“The fact that she was not local only came into play after I reviewed her qualifications,” he said.
Urban: Search locally first
However, he agrees with searching locally first.
“I talked to many people upset about hirings and high salaries going to people outside the area. They ask what’s wrong with local people?” Urban said.
Councilman Eugene Kelleher said he supports hiring the best person for the job, regardless of residency. He said he supported Hoggarth’s appointment because she was already proving herself in the position on an interim basis.
“I don’t think it sends a very good message to our employees if they’re not given the chance to advance through the system,” Kelleher said.
Kelleher said Lawton is doing an “excellent job” and faces a challenging situation nominating division heads.
“If he doesn’t advertise nationally, someone will say same-old, same-old, but if he nominates someone outside people will say he’s not giving local people a chance,” Kelleher said.
Councilman Stephen J. Urban said he has no problem seeking candidates outside but said applicants from the area or state may be the best fit.
“People who have worked different places can bring in fresh ideas, but someone outside the state may not have knowledge of Pennsylvania laws and procedures, so there would be a huge learning curve,” he said.
Urban said he’s encountered both positive and negative decisions working in information technology positions at other companies and brought that knowledge to his current employer.
“That’s the good part of having experience from the outside,” he said.
Councilwoman Elaine Maddon Curry said she wants an open search and the best candidate, regardless of residency.
A hire-local approach “insinuates our people would not be competitive” in a regional or national search, said Councilwoman Linda McClosky Houck.
She urged local residents to imagine what it would be like to be rejected from a job somewhere else because they weren’t natives of that area.
McClosky Houck believes this area is more sensitive about hiring outside because many families have lived here for generations.
“I personally think it’s in everybody’s best interest to cast a wide net to seek applicants,” she said. “Merit hiring means hiring the best person who is interested — period.”
Councilman Rick Williams said residency shouldn’t be part of the equation.
“It’s not a question of not selecting a local person. We simply want the best,” he said.
The hiring of several local division heads proves county residents have “expertise to compete,” said Councilman Harry Haas.
“We’re not automatically discounting local candidates, and they’re now competing on a national level. I think more people would be upset if we just searched within the county,” Haas said.

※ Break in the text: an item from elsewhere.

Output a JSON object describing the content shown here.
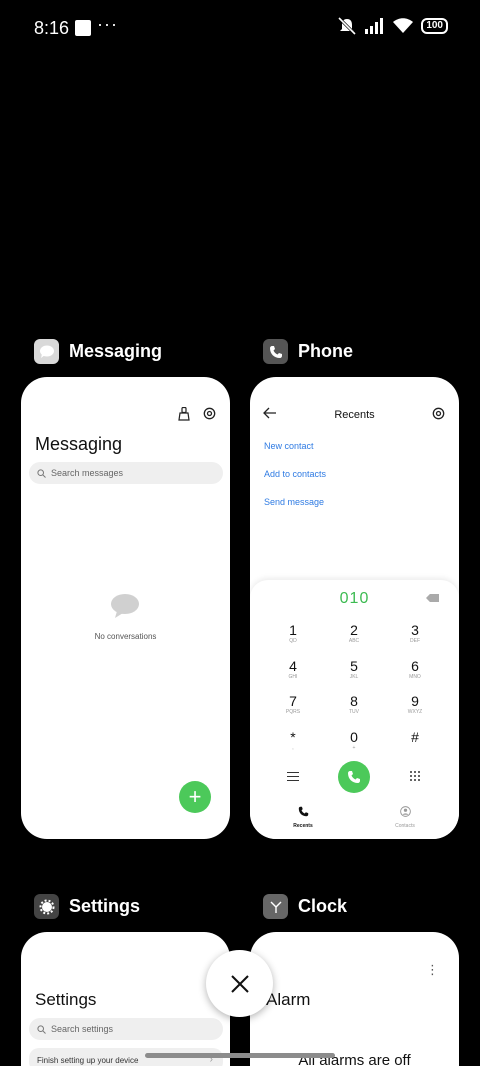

Council Chairman Tim McGinley supports a broad geographical search, saying there may be a shortage of qualified applicants locally or regionally.
“But I do think we have a lot of people who live in greater Northeastern PA who are very fine people with fine qualifications, and I think they should be considered,” McGinley said.
Councilman Jim Bobeck said the county, like any good business, should promote qualified individuals when merited while recruiting on a local, state and national basis where applicable.
“Good minds produce good results, and good minds can come from anywhere,” he said. “One of the area’s greatest challenges is a brain drain as excellent people move away after graduation, and it can only be reversed by inviting them back and minimizing lingering provincialism.”